Attorney General Richard Blumenthal LAW ’73 said this weekend that he is launching an investigation into whether administrators at Yale and nine other Connecticut schools may have contracted with study-abroad companies because of financial incentives or other perks they or their universities would receive from the providers, and not merely because of the quality of their programs.

University lawyers first reviewed Yale’s practices regarding study-abroad companies in the fall after an August article in The New York Times indicated that the relationships between officials at some colleges and the study-abroad organizations with which they are affiliated might cross ethical boundaries, with the companies offering perks — ranging from cash bonuses to free junkets overseas — to schools that offer their programs.

That review found that the University’s practices were ethically sound, Jane Edwards, the associate dean for international affairs, told the News in September.

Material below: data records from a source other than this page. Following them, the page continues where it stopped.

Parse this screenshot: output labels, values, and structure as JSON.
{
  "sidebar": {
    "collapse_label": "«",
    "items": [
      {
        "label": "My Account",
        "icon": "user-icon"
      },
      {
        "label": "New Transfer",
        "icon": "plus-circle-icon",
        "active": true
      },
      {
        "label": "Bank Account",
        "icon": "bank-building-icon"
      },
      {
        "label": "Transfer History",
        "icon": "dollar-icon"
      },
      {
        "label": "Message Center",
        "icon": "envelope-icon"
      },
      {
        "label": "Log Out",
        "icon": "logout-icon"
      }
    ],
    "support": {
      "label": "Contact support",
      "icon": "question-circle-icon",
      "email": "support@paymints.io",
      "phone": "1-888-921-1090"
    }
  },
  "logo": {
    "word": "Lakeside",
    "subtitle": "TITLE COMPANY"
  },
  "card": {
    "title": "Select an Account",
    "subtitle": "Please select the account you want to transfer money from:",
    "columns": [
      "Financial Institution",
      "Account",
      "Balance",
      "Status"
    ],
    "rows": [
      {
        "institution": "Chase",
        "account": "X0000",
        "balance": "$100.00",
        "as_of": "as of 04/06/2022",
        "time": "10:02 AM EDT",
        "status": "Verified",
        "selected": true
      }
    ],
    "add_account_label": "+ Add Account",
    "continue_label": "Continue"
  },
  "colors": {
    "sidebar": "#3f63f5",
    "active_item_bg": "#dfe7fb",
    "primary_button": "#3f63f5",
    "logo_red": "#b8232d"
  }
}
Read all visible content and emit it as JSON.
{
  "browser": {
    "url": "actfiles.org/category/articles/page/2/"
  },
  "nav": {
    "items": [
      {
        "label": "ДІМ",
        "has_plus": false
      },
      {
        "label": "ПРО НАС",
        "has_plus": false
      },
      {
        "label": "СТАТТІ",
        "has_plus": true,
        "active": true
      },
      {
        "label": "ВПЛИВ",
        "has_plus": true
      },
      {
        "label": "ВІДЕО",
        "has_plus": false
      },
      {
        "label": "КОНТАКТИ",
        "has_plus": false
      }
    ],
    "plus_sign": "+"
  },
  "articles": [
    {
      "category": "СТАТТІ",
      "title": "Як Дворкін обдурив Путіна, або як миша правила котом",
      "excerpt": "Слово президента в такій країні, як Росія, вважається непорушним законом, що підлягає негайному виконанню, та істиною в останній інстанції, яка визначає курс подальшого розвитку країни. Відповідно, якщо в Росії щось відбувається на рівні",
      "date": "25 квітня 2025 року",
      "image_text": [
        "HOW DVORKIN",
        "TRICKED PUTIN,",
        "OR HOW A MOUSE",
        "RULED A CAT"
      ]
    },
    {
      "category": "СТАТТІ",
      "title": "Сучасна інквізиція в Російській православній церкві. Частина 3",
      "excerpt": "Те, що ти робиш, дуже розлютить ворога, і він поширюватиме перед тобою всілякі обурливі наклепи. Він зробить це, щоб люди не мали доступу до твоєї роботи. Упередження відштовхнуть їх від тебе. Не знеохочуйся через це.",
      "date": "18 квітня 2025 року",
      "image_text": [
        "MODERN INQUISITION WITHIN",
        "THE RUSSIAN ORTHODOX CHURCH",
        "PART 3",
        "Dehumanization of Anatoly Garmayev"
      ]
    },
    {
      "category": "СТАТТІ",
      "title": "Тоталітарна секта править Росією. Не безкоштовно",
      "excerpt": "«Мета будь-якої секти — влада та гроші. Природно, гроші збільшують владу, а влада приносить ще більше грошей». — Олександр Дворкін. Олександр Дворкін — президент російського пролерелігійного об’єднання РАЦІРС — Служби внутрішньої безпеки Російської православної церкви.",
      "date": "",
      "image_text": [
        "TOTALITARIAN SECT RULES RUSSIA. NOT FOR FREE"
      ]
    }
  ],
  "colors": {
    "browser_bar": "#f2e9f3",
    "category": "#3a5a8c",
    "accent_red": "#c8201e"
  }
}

In a written statement e-mailed to the News on Monday, the University said it stands by that assessment.

“Yale has long had policies to guard against conflicts of interest on the part of administrators, including study abroad administrators, and the University is confident that its approval of overseas study is based solely on academic quality and the well-being of Yale students,” the statement said.

Yale students pay their study-abroad tuition directly to the companies with which the University contracts, and Yale receives no part of that tuition, University officials said.

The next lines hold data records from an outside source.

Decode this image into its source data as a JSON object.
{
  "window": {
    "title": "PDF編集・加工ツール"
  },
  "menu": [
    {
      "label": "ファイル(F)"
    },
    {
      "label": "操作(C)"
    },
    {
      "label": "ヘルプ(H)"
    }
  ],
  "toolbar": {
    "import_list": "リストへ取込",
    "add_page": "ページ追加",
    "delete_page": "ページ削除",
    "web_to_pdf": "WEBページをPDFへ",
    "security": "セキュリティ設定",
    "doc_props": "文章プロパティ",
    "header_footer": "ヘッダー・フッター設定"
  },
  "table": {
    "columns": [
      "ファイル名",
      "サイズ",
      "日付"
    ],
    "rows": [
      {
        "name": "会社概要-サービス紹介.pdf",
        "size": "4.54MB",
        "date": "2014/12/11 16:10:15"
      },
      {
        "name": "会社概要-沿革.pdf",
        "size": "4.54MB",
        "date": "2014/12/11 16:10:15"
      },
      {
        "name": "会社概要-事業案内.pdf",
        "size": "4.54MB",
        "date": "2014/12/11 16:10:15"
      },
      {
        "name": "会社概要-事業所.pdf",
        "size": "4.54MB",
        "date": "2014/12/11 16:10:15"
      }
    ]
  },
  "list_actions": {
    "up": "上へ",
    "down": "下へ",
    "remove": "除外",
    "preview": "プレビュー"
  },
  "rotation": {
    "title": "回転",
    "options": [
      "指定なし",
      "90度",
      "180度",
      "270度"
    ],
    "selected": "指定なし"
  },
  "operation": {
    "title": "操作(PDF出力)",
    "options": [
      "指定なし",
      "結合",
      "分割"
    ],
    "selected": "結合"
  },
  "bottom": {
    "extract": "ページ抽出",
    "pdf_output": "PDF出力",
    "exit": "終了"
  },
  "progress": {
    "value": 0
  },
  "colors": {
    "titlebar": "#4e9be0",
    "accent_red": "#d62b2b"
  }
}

The programs with which the University works are approved by Yale’s Committee on the Year or Term Abroad. Those approvals are based on “academic quality, student services, health and safety, and emergency preparedness,” according to the statement. Yale rates the programs through evaluations from returning students, discussions with study-abroad administrators at peer universities and foreign visits, the University said.

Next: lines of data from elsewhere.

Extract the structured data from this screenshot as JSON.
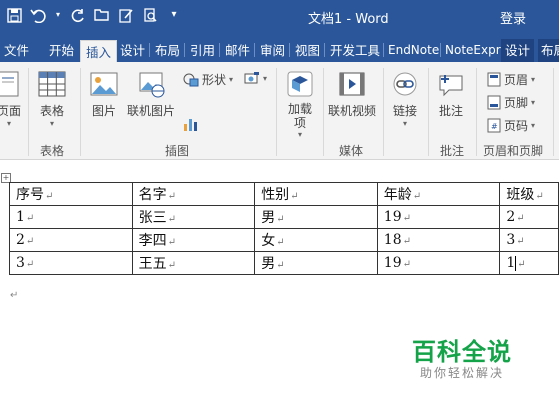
{
  "titlebar": {
    "doc_title": "文档1 - Word",
    "login": "登录"
  },
  "tabs": [
    "文件",
    "开始",
    "插入",
    "设计",
    "布局",
    "引用",
    "邮件",
    "审阅",
    "视图",
    "开发工具",
    "EndNote",
    "NoteExpre",
    "设计",
    "布局"
  ],
  "active_tab": "插入",
  "ribbon": {
    "page_label": "页面",
    "table_label": "表格",
    "picture_label": "图片",
    "online_picture_label": "联机图片",
    "shapes_label": "形状",
    "addin_label": "加载项",
    "online_video_label": "联机视频",
    "link_label": "链接",
    "comment_label": "批注",
    "header_label": "页眉",
    "footer_label": "页脚",
    "page_number_label": "页码",
    "groups": {
      "table": "表格",
      "illustrations": "插图",
      "media": "媒体",
      "comments": "批注",
      "header_footer": "页眉和页脚"
    }
  },
  "table": {
    "rows": [
      [
        "序号",
        "名字",
        "性别",
        "年龄",
        "班级"
      ],
      [
        "1",
        "张三",
        "男",
        "19",
        "2"
      ],
      [
        "2",
        "李四",
        "女",
        "18",
        "3"
      ],
      [
        "3",
        "王五",
        "男",
        "19",
        "1"
      ]
    ]
  },
  "watermark": {
    "title": "百科全说",
    "subtitle": "助你轻松解决"
  },
  "colors": {
    "accent": "#2b579a",
    "ribbon_bg": "#f3f3f3",
    "watermark_green": "#15a34a"
  }
}
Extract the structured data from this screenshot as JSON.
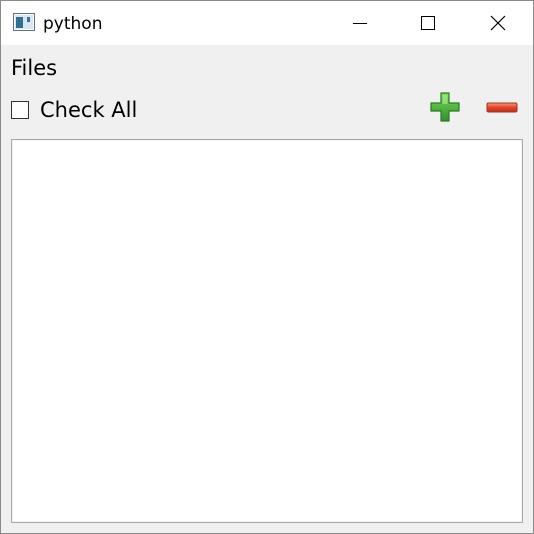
{
  "window": {
    "title": "python",
    "app_icon": "python-window-icon",
    "controls": {
      "minimize_icon": "minimize-icon",
      "maximize_icon": "maximize-icon",
      "close_icon": "close-icon"
    }
  },
  "files": {
    "heading": "Files",
    "check_all_label": "Check All",
    "check_all_checked": false,
    "add_icon": "plus-icon",
    "remove_icon": "minus-icon",
    "items": []
  },
  "colors": {
    "add_green": "#3fa53a",
    "remove_red": "#e0452b",
    "window_bg": "#f0f0f0",
    "list_bg": "#ffffff"
  }
}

Edwards and Barbara Rowe, the director of the Office of International Education and Fellowship Programs, declined interview requests over the weekend and referred questions to the Office of Public Affairs.

According to the Yale IEFP Web site, the University has contracted with three of the four study-abroad providers under scrutiny in an ongoing investigation by New York Attorney General Andrew Cuomo, with whom Blumenthal has now joined forces. They are: the Institute For Study Abroad at Butler University in Indianapolis; the Danish Institute for Study Abroad in Copenhagen, Denmark; and the Center for Education Abroad at Arcadia University in Glenside, Pa.

Last week, Cuomo announced that he had widened his investigation to include 15 colleges and universities, including three of Yale’s Ivy League peers — Harvard, Brown and Columbia universities.

Yale had managed to stay out of the investigation until Blumenthal launched his probe, which was first reported this weekend. Nine other schools in Connecticut, including the University of Connecticut, Wesleyan University and Quinnipiac University, are also under scrutiny by the attorney general.

— The Associated Press contributed reporting from Hartford.